WHAT TO WORK ON: Each record below should be given again exactly as it reads.

LISTED ENTRIES:
== Segment start ==

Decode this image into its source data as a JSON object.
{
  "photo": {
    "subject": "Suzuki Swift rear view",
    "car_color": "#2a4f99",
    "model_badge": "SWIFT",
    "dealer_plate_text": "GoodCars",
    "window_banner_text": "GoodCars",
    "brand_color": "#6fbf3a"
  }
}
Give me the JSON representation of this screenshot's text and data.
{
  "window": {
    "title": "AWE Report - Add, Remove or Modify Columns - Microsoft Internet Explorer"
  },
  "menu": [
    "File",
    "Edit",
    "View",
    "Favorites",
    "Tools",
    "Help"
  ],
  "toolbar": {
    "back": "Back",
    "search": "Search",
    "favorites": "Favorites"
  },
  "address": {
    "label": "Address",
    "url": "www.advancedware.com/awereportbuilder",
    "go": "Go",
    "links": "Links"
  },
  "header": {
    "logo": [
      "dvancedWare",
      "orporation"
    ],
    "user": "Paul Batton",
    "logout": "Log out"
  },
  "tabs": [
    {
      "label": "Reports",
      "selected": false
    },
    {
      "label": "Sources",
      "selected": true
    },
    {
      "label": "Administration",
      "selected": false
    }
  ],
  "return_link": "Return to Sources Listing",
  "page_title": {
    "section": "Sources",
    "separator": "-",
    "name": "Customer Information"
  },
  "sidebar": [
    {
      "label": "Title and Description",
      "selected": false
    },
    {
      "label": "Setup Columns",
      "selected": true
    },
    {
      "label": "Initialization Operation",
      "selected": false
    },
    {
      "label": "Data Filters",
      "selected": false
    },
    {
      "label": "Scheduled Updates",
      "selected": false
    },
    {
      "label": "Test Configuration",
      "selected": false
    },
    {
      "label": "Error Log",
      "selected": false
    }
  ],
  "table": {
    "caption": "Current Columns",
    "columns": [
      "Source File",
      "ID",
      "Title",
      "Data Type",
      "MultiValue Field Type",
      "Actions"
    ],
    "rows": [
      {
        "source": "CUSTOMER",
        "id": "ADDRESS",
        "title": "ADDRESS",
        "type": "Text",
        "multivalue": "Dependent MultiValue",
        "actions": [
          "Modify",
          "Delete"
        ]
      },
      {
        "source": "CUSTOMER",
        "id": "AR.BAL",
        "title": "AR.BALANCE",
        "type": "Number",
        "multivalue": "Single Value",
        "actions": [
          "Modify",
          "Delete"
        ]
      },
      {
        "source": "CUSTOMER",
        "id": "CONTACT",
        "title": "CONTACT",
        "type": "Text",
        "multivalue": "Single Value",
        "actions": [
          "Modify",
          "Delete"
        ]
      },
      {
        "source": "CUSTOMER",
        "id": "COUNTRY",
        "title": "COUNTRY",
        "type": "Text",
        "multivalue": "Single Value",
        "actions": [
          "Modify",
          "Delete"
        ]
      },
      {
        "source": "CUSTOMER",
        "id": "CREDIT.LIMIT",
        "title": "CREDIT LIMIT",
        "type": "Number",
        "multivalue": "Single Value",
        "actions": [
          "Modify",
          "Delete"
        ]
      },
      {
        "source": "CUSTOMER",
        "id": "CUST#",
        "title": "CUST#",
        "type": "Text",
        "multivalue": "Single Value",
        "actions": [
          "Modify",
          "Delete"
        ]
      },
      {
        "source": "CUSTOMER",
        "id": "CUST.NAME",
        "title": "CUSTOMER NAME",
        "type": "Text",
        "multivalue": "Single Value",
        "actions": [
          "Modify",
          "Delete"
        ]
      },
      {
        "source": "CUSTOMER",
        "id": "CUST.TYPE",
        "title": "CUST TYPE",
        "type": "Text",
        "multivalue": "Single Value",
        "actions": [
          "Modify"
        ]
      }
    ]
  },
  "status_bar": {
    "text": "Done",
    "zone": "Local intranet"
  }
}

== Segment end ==

OUTPUT BELOW:
Decode this image into its source data as a JSON object.
{
  "photo": {
    "subject": "Suzuki Swift rear view",
    "car_color": "#2a4f99",
    "model_badge": "SWIFT",
    "dealer_plate_text": "GoodCars",
    "window_banner_text": "GoodCars",
    "brand_color": "#6fbf3a"
  }
}
Give me the JSON representation of this screenshot's text and data.
{
  "window": {
    "title": "AWE Report - Add, Remove or Modify Columns - Microsoft Internet Explorer"
  },
  "menu": [
    "File",
    "Edit",
    "View",
    "Favorites",
    "Tools",
    "Help"
  ],
  "toolbar": {
    "back": "Back",
    "search": "Search",
    "favorites": "Favorites"
  },
  "address": {
    "label": "Address",
    "url": "www.advancedware.com/awereportbuilder",
    "go": "Go",
    "links": "Links"
  },
  "header": {
    "logo": [
      "dvancedWare",
      "orporation"
    ],
    "user": "Paul Batton",
    "logout": "Log out"
  },
  "tabs": [
    {
      "label": "Reports",
      "selected": false
    },
    {
      "label": "Sources",
      "selected": true
    },
    {
      "label": "Administration",
      "selected": false
    }
  ],
  "return_link": "Return to Sources Listing",
  "page_title": {
    "section": "Sources",
    "separator": "-",
    "name": "Customer Information"
  },
  "sidebar": [
    {
      "label": "Title and Description",
      "selected": false
    },
    {
      "label": "Setup Columns",
      "selected": true
    },
    {
      "label": "Initialization Operation",
      "selected": false
    },
    {
      "label": "Data Filters",
      "selected": false
    },
    {
      "label": "Scheduled Updates",
      "selected": false
    },
    {
      "label": "Test Configuration",
      "selected": false
    },
    {
      "label": "Error Log",
      "selected": false
    }
  ],
  "table": {
    "caption": "Current Columns",
    "columns": [
      "Source File",
      "ID",
      "Title",
      "Data Type",
      "MultiValue Field Type",
      "Actions"
    ],
    "rows": [
      {
        "source": "CUSTOMER",
        "id": "ADDRESS",
        "title": "ADDRESS",
        "type": "Text",
        "multivalue": "Dependent MultiValue",
        "actions": [
          "Modify",
          "Delete"
        ]
      },
      {
        "source": "CUSTOMER",
        "id": "AR.BAL",
        "title": "AR.BALANCE",
        "type": "Number",
        "multivalue": "Single Value",
        "actions": [
          "Modify",
          "Delete"
        ]
      },
      {
        "source": "CUSTOMER",
        "id": "CONTACT",
        "title": "CONTACT",
        "type": "Text",
        "multivalue": "Single Value",
        "actions": [
          "Modify",
          "Delete"
        ]
      },
      {
        "source": "CUSTOMER",
        "id": "COUNTRY",
        "title": "COUNTRY",
        "type": "Text",
        "multivalue": "Single Value",
        "actions": [
          "Modify",
          "Delete"
        ]
      },
      {
        "source": "CUSTOMER",
        "id": "CREDIT.LIMIT",
        "title": "CREDIT LIMIT",
        "type": "Number",
        "multivalue": "Single Value",
        "actions": [
          "Modify",
          "Delete"
        ]
      },
      {
        "source": "CUSTOMER",
        "id": "CUST#",
        "title": "CUST#",
        "type": "Text",
        "multivalue": "Single Value",
        "actions": [
          "Modify",
          "Delete"
        ]
      },
      {
        "source": "CUSTOMER",
        "id": "CUST.NAME",
        "title": "CUSTOMER NAME",
        "type": "Text",
        "multivalue": "Single Value",
        "actions": [
          "Modify",
          "Delete"
        ]
      },
      {
        "source": "CUSTOMER",
        "id": "CUST.TYPE",
        "title": "CUST TYPE",
        "type": "Text",
        "multivalue": "Single Value",
        "actions": [
          "Modify"
        ]
      }
    ]
  },
  "status_bar": {
    "text": "Done",
    "zone": "Local intranet"
  }
}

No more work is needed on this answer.